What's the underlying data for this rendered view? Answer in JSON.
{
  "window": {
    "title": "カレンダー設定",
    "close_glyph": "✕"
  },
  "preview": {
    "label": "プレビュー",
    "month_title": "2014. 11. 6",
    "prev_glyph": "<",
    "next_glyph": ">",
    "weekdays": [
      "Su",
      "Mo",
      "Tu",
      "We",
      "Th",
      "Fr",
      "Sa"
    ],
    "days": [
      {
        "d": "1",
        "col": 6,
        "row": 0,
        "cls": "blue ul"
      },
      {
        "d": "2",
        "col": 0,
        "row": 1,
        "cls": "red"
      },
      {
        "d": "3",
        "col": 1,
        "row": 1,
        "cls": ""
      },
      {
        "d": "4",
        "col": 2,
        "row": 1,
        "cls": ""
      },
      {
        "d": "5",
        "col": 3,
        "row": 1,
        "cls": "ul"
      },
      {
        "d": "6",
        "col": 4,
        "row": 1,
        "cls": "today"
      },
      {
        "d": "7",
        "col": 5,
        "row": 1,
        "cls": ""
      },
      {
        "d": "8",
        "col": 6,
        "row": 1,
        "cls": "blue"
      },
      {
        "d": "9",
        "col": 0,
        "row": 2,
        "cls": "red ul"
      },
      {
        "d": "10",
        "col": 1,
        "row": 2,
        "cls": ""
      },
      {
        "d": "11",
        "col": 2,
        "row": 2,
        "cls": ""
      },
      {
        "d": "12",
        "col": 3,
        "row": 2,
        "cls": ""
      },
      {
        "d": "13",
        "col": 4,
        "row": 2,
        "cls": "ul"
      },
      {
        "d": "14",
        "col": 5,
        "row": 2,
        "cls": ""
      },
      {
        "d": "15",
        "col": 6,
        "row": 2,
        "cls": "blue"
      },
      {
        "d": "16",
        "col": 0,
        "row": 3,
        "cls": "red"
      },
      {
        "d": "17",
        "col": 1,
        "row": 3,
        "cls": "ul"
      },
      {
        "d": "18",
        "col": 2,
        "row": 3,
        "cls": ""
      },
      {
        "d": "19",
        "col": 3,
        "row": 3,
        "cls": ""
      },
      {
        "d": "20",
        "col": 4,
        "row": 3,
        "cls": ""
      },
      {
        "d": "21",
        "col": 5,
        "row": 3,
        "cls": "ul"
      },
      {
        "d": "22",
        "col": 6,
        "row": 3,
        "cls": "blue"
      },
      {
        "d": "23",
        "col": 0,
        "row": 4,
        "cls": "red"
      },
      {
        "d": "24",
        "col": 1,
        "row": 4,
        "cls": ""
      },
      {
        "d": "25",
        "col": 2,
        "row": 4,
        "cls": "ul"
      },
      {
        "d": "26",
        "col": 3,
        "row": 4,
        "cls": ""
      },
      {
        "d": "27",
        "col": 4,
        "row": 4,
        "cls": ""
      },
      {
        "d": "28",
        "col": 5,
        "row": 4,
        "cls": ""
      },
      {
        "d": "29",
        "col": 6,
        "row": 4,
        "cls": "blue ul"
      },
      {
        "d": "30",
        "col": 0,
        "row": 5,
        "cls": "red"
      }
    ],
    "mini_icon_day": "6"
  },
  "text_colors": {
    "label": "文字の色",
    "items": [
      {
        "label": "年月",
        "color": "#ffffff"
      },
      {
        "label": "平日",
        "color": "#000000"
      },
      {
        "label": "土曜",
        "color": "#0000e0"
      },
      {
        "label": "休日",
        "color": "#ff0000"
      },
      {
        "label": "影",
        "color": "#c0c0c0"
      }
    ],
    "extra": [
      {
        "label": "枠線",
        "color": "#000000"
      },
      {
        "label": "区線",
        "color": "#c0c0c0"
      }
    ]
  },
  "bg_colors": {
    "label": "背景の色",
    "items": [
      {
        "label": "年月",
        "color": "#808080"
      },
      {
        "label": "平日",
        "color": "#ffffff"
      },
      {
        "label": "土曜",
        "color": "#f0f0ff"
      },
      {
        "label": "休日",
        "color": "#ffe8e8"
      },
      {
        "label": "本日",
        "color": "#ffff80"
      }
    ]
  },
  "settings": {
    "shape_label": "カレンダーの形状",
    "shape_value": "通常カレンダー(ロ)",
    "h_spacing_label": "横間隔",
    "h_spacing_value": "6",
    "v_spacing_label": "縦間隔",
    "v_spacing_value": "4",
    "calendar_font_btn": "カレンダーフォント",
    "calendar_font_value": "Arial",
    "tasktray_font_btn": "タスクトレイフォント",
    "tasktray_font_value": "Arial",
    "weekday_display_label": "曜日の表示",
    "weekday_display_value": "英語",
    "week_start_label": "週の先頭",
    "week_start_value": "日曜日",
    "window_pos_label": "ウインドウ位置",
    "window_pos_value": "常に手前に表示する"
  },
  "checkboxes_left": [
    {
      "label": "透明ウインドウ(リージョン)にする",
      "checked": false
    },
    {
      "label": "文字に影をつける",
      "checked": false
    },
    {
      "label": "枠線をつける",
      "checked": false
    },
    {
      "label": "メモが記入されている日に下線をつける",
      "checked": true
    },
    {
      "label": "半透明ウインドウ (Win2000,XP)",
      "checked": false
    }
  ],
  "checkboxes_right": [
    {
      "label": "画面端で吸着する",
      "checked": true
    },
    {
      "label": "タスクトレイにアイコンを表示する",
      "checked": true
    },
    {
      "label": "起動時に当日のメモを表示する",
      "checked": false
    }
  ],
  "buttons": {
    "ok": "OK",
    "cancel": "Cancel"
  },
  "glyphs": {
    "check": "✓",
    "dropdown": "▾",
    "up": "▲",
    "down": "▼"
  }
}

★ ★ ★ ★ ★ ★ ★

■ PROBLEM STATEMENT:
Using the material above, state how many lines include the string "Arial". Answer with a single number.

■ RESULT OF THE TASK:
2